Marvel Heroes had an open Beta weekend on Steam these past few days, and despite a few problems with connecting to the game servers and some interesting bugs, I had a great time. The game allows you to pick one of the Avengers to start (the movie line-up, not the current comic book roster) and Gazillion kindly gives you a couple thousand credits of in-game currency to buy another hero or one of the many alternate costumes for sale.
I ended up picking Iron Man as my avatar and I found that the game has a nice difficulty progression to complement the array of cool powers that become available to you. Once my friends were able to connect we ended up romping around for a couple hours tackling quests that had us fighting a host of Marvel super-villains from the infamous (Doctor Octopus) to the obscure (Grim Reaper). The individual loot spawns fairly frequently and more often than not I was looking at an upgrade. In a new twist on selling trash to a vendor, you can give shop NPCs your unwanted gear instead of selling it, allowing them to “level up” and carry better gear.
The above Ode to Garry’s Mod is a hilarious, silly and kind of moving tribute to one of the goofiest games in existence. Just watching it made me think of all the hours I’ve spent in the Source engine’s multiple iterations, from Garry’s Mod to Left4Dead and Counter-Strike. Without Garry’s Mod, we dudes at Smooth Few Films would have been unable to produce some of The Leet World’s stupider effects. It’s hard not to be grateful for that engine, and all the time I’ve spent exploring it for glitches, physics and lighting experiments.

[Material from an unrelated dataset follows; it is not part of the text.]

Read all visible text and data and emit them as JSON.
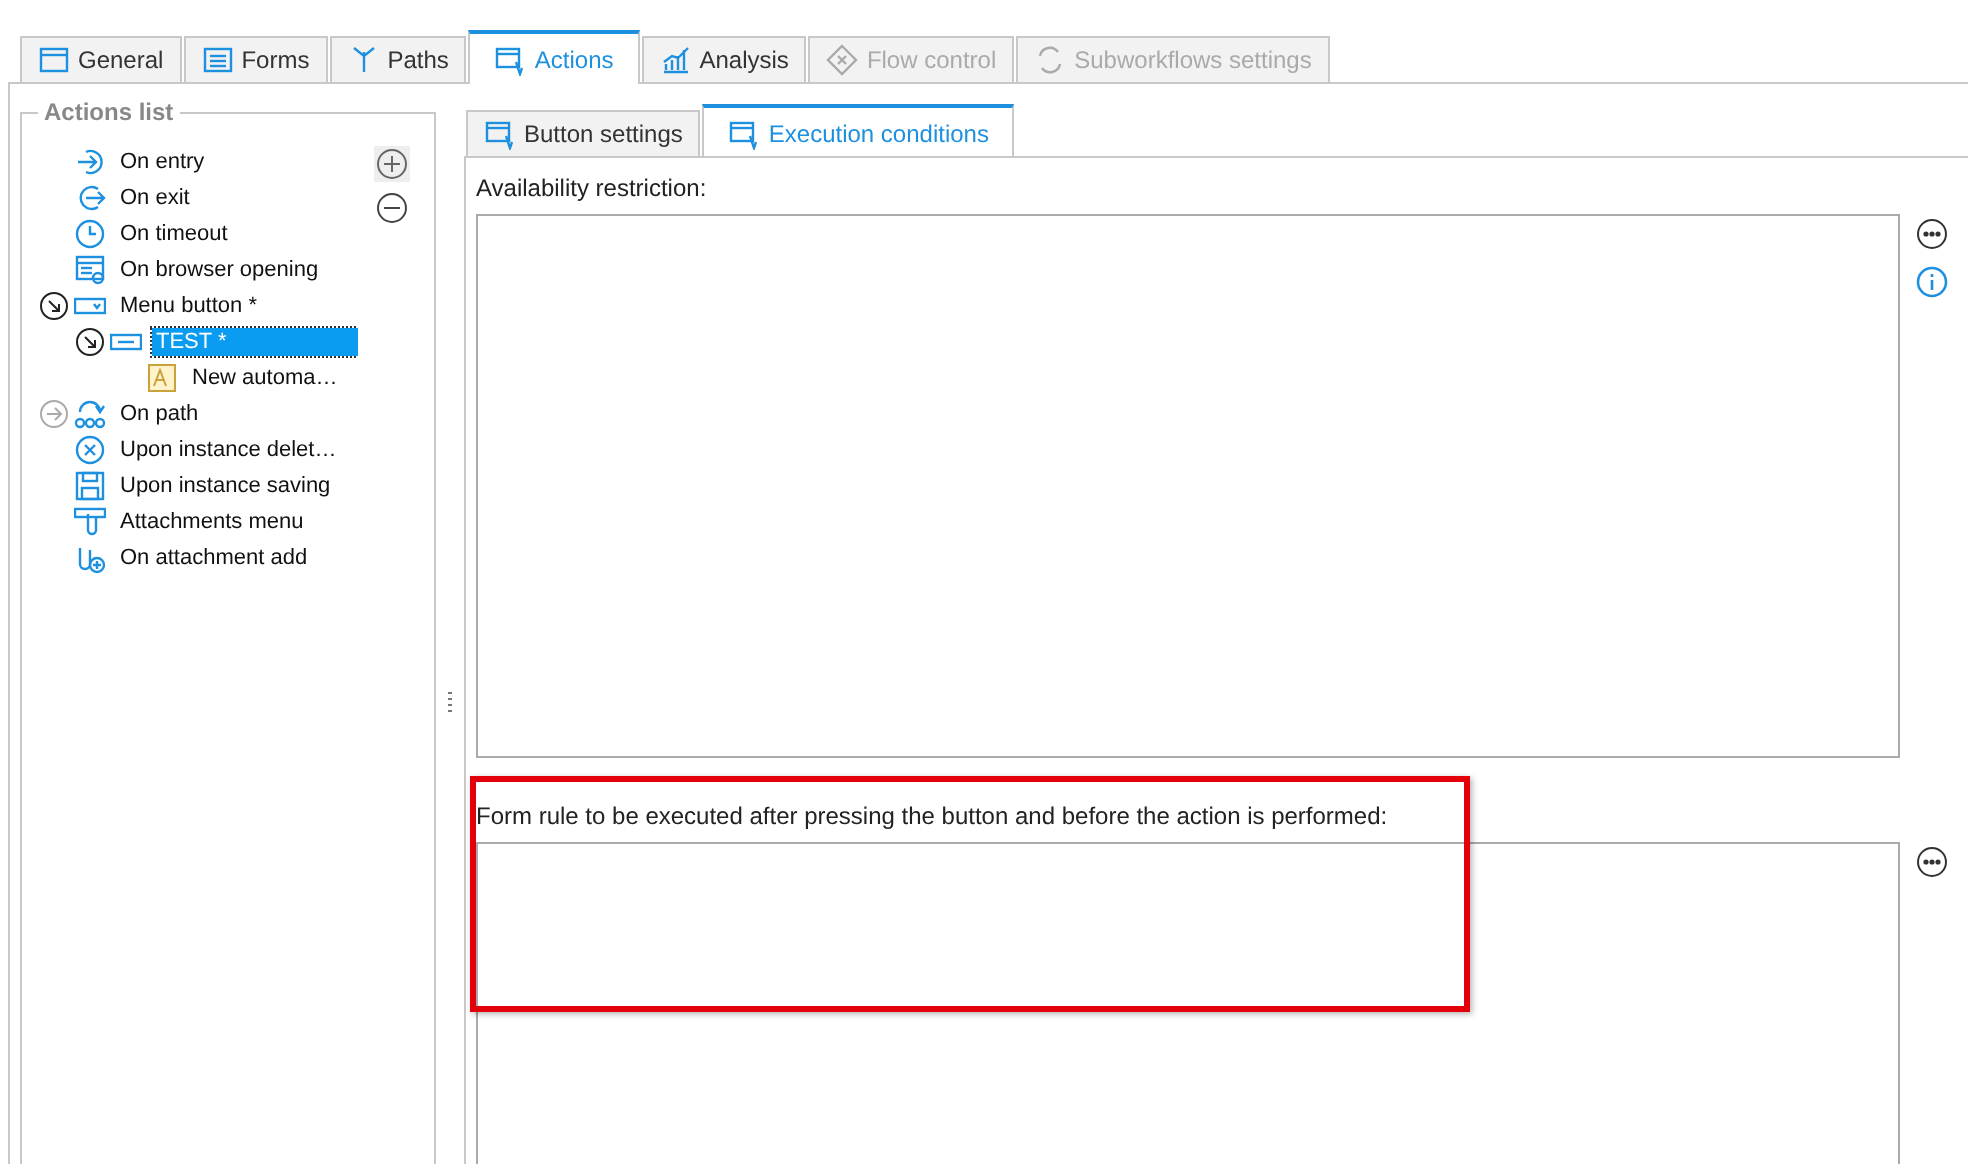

So it got me thinking: what gaming experiences are you guys thankful for? From multiplayer to singleplayer, what experiences do you feel went beyond a hobby to something that actually played a big part in your life? Beyond Garry’s Mod, I’d have to say Mass Effect inspired my imagination more than almost any game in the last few years, and Halo gifted me with a way to stay in touch with all of my long distance friends.
What about you guys? What gaming experiences are you thankful for?
After Disney shut down LucasArts, we were all left wondering why would pick up the Star Wars torch and bring new games to the market. Turns out we didn’t have to wait long because earlier this week, Disney announced that Electronic Arts has acquired the exclusive license to make core Star Wars games. Disney will retain the rights to make social and casual games for Star Wars.
EA wasted no time in announcing that DICE, BioWare and Visceral will start making Star Wars titles, presumably due to coincide with the new movies starting 2015. Here’s what EA Labels President Frank Gibeau had to say about this deal:
“Every developer dreams of creating games for the Star Wars universe. Three of our top studios will fulfill that dream, crafting epic adventures for Star Wars fans. The new experiences we create may borrow from films, but the games will be entirely original with all new stories and gameplay.”
So there you go guys, it looks like we’ll be getting Star Wars titles that aren’t just movie tie-ins, but three unique products that have their own story-line and characters. What do you guys think about this? Anyone want to take my bet that Visceral will end up with Star Wars 1313? Go!